*** DATA IN THIS EXERCISE ***

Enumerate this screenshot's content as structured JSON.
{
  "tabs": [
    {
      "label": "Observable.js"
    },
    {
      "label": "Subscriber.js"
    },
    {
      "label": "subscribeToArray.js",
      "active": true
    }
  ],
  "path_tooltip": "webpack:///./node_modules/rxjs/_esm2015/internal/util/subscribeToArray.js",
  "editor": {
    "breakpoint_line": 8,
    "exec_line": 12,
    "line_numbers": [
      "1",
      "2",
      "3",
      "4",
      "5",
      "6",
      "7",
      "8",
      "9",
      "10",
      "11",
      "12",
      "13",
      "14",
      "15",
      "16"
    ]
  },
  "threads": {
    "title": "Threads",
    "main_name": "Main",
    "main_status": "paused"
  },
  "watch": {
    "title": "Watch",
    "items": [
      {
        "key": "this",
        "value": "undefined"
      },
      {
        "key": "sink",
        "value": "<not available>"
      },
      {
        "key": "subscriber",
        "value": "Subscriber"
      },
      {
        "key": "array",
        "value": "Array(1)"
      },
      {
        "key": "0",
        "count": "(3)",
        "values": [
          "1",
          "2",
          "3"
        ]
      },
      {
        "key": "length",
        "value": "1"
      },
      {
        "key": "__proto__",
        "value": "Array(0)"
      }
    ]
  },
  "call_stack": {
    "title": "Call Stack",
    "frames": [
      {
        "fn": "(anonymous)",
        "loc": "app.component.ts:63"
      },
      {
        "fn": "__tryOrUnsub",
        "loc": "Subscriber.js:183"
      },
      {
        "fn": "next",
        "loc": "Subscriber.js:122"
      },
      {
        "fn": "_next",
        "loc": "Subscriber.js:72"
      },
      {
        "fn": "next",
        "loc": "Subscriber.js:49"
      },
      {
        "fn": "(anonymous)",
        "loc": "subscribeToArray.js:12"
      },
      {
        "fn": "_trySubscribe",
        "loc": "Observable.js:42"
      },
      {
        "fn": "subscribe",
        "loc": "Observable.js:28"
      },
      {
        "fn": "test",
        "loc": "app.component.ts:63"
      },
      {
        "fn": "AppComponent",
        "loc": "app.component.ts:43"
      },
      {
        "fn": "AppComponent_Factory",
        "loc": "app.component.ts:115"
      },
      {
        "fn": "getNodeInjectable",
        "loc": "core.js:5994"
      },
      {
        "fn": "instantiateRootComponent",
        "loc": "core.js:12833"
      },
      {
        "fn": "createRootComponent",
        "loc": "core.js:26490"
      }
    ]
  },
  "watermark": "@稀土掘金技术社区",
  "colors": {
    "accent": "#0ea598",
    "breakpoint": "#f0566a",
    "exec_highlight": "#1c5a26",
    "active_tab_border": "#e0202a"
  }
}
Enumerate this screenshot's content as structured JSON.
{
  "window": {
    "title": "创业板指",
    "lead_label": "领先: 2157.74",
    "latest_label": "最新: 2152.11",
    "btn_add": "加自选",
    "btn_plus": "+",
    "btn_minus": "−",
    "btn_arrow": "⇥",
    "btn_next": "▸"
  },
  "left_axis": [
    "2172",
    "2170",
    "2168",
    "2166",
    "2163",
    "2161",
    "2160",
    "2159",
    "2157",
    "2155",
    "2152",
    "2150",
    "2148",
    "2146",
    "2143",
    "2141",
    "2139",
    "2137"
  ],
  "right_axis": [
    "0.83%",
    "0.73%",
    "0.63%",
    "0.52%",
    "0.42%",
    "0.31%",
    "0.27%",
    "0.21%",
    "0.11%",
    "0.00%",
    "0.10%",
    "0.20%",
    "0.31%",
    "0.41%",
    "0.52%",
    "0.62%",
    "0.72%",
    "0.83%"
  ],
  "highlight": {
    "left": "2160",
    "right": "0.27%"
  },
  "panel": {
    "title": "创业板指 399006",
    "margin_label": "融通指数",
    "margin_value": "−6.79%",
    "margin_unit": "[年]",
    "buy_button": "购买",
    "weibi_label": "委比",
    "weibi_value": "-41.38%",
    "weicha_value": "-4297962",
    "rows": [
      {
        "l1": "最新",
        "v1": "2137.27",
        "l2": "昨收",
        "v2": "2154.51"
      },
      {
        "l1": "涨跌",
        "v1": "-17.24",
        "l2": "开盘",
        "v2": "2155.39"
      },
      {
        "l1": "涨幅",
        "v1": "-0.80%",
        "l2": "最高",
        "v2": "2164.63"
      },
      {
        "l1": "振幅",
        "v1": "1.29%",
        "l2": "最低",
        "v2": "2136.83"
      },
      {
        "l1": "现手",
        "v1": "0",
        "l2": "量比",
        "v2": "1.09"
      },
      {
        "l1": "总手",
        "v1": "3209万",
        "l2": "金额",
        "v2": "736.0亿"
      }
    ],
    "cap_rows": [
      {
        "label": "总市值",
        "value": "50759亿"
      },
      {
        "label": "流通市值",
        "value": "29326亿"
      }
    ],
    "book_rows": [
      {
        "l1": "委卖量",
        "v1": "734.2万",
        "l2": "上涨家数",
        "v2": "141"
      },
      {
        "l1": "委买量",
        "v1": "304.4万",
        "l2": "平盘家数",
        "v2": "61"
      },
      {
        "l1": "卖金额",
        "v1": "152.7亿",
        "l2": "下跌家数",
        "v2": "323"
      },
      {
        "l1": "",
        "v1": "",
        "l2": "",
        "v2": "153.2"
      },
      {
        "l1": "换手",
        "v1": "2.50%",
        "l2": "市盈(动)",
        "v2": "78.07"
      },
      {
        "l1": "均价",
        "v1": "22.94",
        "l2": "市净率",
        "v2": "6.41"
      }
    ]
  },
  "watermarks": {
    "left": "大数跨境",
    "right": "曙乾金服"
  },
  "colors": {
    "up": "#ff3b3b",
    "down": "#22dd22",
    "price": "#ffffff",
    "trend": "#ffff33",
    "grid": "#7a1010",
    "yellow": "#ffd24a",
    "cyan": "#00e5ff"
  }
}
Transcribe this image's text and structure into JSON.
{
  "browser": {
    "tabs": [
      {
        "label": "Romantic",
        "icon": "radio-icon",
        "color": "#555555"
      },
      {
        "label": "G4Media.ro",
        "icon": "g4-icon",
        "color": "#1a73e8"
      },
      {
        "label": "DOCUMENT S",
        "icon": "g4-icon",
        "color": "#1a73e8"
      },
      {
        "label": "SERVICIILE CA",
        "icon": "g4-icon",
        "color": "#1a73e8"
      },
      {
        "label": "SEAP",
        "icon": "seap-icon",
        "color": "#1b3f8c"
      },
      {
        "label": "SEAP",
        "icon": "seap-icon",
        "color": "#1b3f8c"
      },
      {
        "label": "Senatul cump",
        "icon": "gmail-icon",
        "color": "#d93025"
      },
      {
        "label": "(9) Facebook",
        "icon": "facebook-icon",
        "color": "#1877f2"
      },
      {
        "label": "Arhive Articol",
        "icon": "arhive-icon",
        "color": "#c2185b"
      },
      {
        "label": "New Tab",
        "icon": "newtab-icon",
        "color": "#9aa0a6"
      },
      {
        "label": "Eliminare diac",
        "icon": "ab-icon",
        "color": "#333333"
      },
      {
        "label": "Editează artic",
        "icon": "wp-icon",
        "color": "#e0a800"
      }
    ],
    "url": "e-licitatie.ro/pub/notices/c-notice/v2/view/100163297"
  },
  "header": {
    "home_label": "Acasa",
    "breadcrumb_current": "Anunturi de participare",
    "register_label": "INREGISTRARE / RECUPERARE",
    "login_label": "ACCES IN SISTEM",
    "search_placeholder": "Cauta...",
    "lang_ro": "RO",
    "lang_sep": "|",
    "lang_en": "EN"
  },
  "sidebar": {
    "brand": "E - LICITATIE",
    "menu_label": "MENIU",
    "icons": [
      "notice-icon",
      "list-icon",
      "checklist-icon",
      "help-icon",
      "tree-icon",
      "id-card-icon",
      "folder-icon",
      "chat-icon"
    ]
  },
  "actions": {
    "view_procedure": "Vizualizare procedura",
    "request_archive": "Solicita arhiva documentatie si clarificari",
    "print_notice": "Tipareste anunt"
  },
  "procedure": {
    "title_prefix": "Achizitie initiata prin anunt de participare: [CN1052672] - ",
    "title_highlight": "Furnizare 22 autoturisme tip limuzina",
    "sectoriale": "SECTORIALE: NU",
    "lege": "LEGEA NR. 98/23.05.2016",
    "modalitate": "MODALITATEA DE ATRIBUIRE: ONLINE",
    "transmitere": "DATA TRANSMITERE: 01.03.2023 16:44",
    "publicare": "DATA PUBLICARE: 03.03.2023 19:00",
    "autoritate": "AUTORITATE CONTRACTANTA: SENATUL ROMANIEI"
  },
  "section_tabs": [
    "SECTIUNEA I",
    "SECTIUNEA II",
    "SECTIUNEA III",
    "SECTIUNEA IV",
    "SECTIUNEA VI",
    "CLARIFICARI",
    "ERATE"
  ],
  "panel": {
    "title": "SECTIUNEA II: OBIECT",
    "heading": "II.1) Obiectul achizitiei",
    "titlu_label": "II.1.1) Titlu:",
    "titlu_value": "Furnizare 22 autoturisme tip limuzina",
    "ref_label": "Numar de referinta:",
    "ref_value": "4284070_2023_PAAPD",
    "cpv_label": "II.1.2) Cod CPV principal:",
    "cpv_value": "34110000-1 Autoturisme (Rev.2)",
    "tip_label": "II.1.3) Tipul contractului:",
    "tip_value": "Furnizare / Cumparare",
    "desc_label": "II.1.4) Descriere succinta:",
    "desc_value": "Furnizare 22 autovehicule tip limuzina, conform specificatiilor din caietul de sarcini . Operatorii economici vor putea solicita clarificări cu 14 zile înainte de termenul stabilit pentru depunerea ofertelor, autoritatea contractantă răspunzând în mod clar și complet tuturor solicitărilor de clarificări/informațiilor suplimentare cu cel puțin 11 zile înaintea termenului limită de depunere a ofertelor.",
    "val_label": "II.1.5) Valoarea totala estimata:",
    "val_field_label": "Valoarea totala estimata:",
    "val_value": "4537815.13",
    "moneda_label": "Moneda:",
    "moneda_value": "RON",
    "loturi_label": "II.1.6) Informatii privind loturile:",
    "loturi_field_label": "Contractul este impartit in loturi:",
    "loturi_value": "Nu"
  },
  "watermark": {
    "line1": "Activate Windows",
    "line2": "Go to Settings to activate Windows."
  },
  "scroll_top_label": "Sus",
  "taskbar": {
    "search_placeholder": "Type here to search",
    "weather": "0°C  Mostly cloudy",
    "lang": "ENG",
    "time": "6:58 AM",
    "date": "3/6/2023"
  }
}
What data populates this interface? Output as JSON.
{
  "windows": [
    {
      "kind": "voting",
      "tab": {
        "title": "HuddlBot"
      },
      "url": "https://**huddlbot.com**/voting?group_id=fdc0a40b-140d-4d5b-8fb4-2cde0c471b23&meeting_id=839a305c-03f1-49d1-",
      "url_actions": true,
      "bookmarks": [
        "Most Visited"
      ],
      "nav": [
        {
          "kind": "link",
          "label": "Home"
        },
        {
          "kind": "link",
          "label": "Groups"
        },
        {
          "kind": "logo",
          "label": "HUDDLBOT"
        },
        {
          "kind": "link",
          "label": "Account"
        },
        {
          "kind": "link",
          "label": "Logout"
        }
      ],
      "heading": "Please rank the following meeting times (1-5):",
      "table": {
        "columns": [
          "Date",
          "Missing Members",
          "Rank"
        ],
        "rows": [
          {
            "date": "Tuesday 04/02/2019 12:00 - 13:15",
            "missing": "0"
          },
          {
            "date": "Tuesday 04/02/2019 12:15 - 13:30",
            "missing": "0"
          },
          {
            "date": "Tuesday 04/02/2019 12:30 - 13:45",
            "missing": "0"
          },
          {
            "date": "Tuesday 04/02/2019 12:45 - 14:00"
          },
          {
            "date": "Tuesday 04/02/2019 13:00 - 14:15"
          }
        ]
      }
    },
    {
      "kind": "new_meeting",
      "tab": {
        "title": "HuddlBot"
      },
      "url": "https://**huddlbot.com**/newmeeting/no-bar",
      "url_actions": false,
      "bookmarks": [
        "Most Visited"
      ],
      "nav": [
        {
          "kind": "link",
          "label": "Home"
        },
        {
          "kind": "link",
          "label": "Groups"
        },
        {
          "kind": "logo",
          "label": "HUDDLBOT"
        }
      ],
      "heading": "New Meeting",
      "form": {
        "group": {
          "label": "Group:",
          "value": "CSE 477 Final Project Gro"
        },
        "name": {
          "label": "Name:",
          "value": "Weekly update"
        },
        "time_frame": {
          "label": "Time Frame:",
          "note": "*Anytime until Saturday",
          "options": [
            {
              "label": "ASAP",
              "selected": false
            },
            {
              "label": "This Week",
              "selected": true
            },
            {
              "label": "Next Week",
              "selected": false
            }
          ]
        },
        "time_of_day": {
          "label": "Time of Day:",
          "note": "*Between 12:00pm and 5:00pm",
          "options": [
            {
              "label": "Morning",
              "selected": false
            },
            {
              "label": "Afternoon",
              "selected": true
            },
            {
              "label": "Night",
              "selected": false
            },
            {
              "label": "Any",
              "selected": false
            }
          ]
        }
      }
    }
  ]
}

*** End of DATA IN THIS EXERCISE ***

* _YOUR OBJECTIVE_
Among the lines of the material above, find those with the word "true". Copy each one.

* _WRITTEN RESPONSE_
      "active": true
      "url_actions": true,
              "selected": true
              "selected": true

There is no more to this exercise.